For future episodes Barry plans to delve into breakups and also interview male guests.
News and television shows often use one religious expert or character to represent all 1.8 billion Muslims in the world. But in reality, race, gender, nationality, sexuality and many other strands of identity shape a person’s faith and experiences. Ikhlas Saleem and Makkah Ali explore those intersections in their podcast, Identity Politics.
In the episode “Are All My Skinfolk My Kinfolk?,” for instance, the hosts and their guests recall having to choose between Black and Muslim social circles in college that did not overlap much.
“We ask every guest not just who they are and what they think, but how who they are has impacted what they think. That’s the piece often missing from other platforms,” Ali said in an interview with ivoh.
She and Saleem noted that Black Muslim women’s stories are especially invisible in media coverage and within the broader Muslim community. Those narratives take center stage in Identity Politics, such as in the first episode when Saleem interviewed her mom about her conversion to Islam in the 1970s. On a later episode, Saleem and Ali heard from two guests about how they uncovered their family histories and the pain involved in the process.
“We definitely make the show with all the little Black Muslim girls in mind who don’t necessarily see or hear themselves represented in public discourse in a nuanced, interesting, and honest way,” the co-hosts said.
The duo is new to media production; Saleem is deputy director of digital media at Education Post, and Ali is a grants manager at a DC-based nonprofit. Their biggest hurdle has been technical. “I remember trying to edit the first episode and almost throwing my computer across the room,” Saleem said. “… but we’re getting better with each episode.”
The pair will launch their third season in July.
See Something Say Something
When Buzzfeed writer Ahmed Ali Akbar agreed to join the site’s growing roster of podcasters, there was a specific conversation he wanted to avoid: the one where Muslims feel compelled to counter harmful narratives about extremism in the face of Islamophobia.
“We always have to be so good, and that’s so tiring,” Akbar told ivoh. “I want to reject the idea that you have to be an exceptional Muslim to prove that we’re worthy of our humanity.”
See Something Say Something captures the full range of Muslim life in America, from debates about the best chai to prom stories to a recent Ramadan mini-series. “I want (guests) to have a the feeling of how they would talk if we were just chilling,” Akbar said.
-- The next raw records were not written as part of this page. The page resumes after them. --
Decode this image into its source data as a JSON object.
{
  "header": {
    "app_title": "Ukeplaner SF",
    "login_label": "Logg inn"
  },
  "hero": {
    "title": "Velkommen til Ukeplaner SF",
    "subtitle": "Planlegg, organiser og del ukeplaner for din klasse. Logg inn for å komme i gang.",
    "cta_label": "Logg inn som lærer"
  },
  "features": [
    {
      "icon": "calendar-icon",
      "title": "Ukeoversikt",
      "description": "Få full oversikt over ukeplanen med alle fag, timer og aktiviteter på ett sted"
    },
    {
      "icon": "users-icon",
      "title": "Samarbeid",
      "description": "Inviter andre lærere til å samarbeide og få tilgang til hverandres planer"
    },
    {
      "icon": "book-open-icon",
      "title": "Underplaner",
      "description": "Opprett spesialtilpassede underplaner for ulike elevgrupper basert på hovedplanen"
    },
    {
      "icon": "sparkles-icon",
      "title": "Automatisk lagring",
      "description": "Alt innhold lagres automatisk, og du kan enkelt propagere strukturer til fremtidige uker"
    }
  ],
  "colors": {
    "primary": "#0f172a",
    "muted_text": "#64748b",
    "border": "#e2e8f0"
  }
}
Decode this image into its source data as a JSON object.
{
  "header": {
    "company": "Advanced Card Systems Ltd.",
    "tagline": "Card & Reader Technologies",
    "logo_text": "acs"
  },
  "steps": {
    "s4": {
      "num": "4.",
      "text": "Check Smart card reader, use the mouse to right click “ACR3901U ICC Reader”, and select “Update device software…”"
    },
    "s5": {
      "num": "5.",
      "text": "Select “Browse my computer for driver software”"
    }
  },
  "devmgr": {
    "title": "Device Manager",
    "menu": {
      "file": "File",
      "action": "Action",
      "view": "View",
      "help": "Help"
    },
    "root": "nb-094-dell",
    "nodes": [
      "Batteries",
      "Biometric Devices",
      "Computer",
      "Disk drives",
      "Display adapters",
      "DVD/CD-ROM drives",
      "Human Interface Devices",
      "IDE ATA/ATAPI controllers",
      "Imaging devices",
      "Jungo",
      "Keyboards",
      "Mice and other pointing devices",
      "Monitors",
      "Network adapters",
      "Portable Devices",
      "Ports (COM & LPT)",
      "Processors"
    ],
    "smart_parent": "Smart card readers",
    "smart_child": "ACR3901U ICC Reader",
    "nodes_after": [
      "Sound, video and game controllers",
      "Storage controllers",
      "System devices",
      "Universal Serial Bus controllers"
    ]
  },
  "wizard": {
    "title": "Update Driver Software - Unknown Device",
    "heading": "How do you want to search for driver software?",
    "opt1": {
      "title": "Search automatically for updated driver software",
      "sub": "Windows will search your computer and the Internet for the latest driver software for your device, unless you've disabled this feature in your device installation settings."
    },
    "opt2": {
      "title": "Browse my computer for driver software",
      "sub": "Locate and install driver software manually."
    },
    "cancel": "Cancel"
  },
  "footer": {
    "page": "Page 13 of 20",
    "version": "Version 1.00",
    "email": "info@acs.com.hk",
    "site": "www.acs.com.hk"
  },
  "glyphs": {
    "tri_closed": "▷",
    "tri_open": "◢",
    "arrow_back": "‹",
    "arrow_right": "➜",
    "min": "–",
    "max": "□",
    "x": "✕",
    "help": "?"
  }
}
In true Buzzfeed style, the show serves up healthy doses of humor, pop culture, and memes alongside discussions of social and political issues. But there’s a bit more of the latter than Akbar initially planned, such as a four-episode series on Trump’s Muslim travel ban and resistance to it.
“Even though at the beginning I was like, ‘this show will never respond to (current events),’ I realized how silly that was and how desperately we need people to talk about things that are happening in the news,” he said.
The son of Pakistani immigrants, Akbar also said he tries to highlight diverse voices from the Muslim community, not just South Asians. “It’ll never happen perfectly,” he said. “(But) I try to de-center myself.”
All of the podcast hosts interviewed by ivoh said their shows are made with Muslim audiences in mind, which means they don’t pause to explain basic terms like suhoor or Umrah. But the hosts said they have been pleasantly surprised to find the show resonating with listeners of different religions and races. While podcast rankings remain dominated by shows created by white men, the success of Muslim-hosted podcasts suggests that audiences of all backgrounds are seeking perspectives in audio that are hard to find elsewhere.
“We think it’s a really exciting time for Muslims in media in general,” said Saleem and Ali. “Muslims aren’t just being talked about, but are actually reclaiming the narrative of what it means to be Muslim in this country.”